Starlink chain passes over the North Island, about eight minutes before- and after-10pm, Sunday February 9th.


Chain passes just north of NZ, between about 8:45 and 9:00 pm, Monday February 10th.


Starlink satellite chain passes just to the north of Wellington, visible from throughout NZ between about 9:08 and 9:22 pm, Tuesday February 11th.


For each of the chains indicated in the still frames above I have checked the visibility and brightness for one of two of the individual satellites from various NZ locations, so as to ensure that what I had guessed from viewing the movie was correct. There are, however, other passes by individual satellites (and likely chains) that I have not highlighted here.

The best way to discover what might be seen from your location is to use the Heavens Above website, wherein you can enter your town or latitude/longitude and then get predictions of visibility for any satellite you might care to select.

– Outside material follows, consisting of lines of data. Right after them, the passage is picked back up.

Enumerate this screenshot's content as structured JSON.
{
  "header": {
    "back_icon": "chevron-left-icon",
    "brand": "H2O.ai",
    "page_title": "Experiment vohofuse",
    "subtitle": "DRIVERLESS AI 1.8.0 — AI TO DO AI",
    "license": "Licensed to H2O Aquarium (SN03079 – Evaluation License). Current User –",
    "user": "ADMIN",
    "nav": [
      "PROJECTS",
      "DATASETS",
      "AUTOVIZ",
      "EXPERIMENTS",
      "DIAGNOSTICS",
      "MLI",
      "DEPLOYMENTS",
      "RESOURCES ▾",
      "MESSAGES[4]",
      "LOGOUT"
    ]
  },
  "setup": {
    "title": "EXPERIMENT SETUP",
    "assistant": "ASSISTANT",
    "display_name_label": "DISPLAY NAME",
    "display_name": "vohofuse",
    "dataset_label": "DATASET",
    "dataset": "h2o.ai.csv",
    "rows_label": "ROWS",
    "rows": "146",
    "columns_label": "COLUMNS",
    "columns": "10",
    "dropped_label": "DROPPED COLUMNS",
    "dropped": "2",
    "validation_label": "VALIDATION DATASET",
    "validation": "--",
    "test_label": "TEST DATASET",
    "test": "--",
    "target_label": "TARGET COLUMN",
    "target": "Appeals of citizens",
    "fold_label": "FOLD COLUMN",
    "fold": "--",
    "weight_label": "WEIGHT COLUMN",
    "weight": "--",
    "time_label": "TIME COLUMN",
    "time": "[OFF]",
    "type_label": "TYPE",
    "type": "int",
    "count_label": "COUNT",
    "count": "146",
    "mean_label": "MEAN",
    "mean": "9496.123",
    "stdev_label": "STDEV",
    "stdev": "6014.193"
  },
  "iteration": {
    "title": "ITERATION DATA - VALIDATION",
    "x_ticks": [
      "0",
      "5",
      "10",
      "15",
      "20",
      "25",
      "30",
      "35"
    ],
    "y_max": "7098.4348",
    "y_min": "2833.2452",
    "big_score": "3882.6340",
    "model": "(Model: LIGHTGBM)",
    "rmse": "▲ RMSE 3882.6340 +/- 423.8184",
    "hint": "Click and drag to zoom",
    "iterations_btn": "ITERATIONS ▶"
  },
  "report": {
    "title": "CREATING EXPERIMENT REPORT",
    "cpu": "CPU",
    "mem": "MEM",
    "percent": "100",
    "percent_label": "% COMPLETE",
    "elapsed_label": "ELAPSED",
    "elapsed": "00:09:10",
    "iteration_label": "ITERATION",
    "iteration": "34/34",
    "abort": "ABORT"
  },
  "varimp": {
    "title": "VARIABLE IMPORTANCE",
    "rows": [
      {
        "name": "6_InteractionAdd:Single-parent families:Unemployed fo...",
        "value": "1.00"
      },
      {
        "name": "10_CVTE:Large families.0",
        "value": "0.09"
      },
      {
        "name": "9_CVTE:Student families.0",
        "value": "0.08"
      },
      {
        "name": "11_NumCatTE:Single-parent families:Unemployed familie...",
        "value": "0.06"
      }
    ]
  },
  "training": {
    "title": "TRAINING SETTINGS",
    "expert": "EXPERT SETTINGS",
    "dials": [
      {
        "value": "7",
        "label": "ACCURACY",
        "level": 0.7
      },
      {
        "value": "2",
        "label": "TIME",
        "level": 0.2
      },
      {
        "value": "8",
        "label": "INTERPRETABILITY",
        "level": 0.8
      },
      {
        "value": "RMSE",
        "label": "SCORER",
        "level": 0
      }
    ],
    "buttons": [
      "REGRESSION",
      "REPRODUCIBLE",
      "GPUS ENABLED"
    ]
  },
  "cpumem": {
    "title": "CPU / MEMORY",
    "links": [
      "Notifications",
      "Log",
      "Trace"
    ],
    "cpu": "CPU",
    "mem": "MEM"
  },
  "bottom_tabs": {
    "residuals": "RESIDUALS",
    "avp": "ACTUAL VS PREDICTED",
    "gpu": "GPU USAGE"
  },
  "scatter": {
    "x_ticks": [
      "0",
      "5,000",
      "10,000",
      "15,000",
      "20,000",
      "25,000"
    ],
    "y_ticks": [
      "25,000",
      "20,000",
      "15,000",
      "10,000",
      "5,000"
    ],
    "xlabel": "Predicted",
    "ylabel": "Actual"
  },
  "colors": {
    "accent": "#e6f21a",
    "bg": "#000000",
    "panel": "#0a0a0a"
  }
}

For example, if you go to the Heavens Above Satellite database page and enter a ‘Satellite number range’ of 44914 to 44973 then you will be able to click to get visibility predictions for the batch of 60 Starlink satellites launched on January 7th. The launch on January 29th has NORAD numbers 77120 through 77196.


0 Responses to “Update on how to see the Space-X satellite chains from NZ”

  • Space X is dominating space studies and centers. Elon Musk is crazy and he’s doing incredible inventions every year, even months.

    • Thanks Anna… Well, SpaceX is dominating the news, but it is pretty amazing what else is happening too. Generally, space-wise, the level of commercial activity is blossoming, as Space 2.0 really hits its stride.

  • Hi. On Friday I found a website which told/showed where the satellite chain would be passing over NZ and it pin pointed my location on the map. It said they would pass over at 8:15 Saturday night – and they did – amazing to see! Now I cannot find that website. I would love to see them again. Do you by any chance know where I can find this info please?

    • Hi Sharon/Digger: Thanks for the comment.

      The best site I know/use is

      Just search on “Heavens-Above”.

      You can set up a login there (all free, and brilliant) so that you can store your own location (or the locations of friends and relatives who you might want to keep informed) and then with a couple of clicks you will be able to see information on all visible passes by your chosen satellites for the next week or so. The site also allows you to make sky/star maps showing the paths they (Starlink/SpaceX chains, or the International Space Station, and so on) will take.

      Your comment has spurred me into doing a blog post about this (viewing predictions for the Starlink March 18th launch) which I will put up later here on the SciBlogs website.

      Any more questions, please do ask.